### Web page and app entries
^^^^
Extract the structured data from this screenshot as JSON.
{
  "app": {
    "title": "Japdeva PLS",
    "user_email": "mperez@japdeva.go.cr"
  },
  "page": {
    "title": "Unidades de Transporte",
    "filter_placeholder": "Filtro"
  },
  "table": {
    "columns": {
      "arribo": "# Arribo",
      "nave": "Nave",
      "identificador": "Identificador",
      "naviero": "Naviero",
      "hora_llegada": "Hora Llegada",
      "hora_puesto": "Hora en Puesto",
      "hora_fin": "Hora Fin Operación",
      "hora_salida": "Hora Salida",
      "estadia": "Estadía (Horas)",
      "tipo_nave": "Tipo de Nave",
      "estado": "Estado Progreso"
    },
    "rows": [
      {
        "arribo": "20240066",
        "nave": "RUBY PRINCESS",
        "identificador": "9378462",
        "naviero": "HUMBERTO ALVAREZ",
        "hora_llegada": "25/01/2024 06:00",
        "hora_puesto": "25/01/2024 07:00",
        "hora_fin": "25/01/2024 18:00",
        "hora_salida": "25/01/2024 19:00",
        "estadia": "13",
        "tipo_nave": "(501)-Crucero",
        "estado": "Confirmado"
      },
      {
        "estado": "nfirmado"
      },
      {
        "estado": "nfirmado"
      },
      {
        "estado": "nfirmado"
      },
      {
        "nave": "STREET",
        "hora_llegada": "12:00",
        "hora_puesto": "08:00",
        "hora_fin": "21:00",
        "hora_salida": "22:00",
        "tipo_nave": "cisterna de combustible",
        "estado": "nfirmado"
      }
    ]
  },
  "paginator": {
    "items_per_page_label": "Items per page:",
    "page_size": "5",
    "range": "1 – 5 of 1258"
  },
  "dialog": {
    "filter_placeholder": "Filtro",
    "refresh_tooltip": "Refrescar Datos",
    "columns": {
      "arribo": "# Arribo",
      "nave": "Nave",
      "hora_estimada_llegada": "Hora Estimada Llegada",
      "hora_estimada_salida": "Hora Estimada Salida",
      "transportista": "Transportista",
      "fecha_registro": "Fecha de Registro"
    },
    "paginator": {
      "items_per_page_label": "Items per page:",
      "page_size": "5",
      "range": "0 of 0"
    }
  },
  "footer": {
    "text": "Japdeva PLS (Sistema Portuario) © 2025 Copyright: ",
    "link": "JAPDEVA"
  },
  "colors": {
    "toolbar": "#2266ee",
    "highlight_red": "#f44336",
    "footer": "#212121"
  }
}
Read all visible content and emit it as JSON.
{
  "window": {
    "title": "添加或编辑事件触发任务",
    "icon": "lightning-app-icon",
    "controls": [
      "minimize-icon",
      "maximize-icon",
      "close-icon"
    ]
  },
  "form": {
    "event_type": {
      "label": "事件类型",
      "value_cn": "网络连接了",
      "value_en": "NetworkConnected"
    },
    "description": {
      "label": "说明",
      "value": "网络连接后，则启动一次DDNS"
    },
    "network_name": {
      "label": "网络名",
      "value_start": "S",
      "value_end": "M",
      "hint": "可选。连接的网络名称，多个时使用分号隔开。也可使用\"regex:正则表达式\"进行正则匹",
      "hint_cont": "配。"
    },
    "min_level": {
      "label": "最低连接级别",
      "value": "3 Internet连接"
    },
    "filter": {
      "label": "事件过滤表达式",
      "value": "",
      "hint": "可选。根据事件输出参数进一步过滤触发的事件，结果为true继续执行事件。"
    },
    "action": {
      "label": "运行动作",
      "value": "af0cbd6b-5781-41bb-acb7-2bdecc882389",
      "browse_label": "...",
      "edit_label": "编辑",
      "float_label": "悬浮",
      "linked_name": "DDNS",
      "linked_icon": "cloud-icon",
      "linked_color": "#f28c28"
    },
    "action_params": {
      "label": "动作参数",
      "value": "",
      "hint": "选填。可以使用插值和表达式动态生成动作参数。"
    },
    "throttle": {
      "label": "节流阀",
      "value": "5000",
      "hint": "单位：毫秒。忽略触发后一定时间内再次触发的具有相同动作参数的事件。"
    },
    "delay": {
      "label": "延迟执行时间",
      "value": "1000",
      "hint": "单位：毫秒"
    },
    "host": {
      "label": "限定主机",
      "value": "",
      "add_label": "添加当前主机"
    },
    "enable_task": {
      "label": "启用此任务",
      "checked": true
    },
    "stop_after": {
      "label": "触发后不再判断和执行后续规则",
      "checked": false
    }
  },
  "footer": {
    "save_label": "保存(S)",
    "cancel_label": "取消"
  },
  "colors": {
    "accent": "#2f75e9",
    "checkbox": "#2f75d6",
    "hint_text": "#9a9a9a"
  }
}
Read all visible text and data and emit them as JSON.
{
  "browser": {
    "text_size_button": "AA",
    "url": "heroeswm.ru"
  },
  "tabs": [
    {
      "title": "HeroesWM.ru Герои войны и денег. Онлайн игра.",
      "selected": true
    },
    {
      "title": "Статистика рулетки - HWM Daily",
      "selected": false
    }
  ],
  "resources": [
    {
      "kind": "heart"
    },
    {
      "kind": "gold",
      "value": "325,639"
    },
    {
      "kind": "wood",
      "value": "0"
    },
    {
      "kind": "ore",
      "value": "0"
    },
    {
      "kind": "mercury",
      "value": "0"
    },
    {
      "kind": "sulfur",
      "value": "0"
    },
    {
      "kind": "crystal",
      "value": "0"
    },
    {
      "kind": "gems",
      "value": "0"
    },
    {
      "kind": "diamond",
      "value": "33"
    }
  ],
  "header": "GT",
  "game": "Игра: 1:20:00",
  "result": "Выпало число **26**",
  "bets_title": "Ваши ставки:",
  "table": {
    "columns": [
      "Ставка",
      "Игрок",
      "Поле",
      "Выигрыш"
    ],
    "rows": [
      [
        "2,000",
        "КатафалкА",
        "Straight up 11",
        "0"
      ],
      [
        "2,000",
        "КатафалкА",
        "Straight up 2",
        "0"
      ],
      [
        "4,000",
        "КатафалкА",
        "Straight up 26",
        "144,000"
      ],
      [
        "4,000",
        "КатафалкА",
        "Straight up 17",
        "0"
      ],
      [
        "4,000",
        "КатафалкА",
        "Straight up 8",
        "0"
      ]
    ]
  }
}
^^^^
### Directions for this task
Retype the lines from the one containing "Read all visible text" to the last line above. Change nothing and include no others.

### Answer for this exercise
Read all visible text and data and emit them as JSON.
{
  "browser": {
    "text_size_button": "AA",
    "url": "heroeswm.ru"
  },
  "tabs": [
    {
      "title": "HeroesWM.ru Герои войны и денег. Онлайн игра.",
      "selected": true
    },
    {
      "title": "Статистика рулетки - HWM Daily",
      "selected": false
    }
  ],
  "resources": [
    {
      "kind": "heart"
    },
    {
      "kind": "gold",
      "value": "325,639"
    },
    {
      "kind": "wood",
      "value": "0"
    },
    {
      "kind": "ore",
      "value": "0"
    },
    {
      "kind": "mercury",
      "value": "0"
    },
    {
      "kind": "sulfur",
      "value": "0"
    },
    {
      "kind": "crystal",
      "value": "0"
    },
    {
      "kind": "gems",
      "value": "0"
    },
    {
      "kind": "diamond",
      "value": "33"
    }
  ],
  "header": "GT",
  "game": "Игра: 1:20:00",
  "result": "Выпало число **26**",
  "bets_title": "Ваши ставки:",
  "table": {
    "columns": [
      "Ставка",
      "Игрок",
      "Поле",
      "Выигрыш"
    ],
    "rows": [
      [
        "2,000",
        "КатафалкА",
        "Straight up 11",
        "0"
      ],
      [
        "2,000",
        "КатафалкА",
        "Straight up 2",
        "0"
      ],
      [
        "4,000",
        "КатафалкА",
        "Straight up 26",
        "144,000"
      ],
      [
        "4,000",
        "КатафалкА",
        "Straight up 17",
        "0"
      ],
      [
        "4,000",
        "КатафалкА",
        "Straight up 8",
        "0"
      ]
    ]
  }
}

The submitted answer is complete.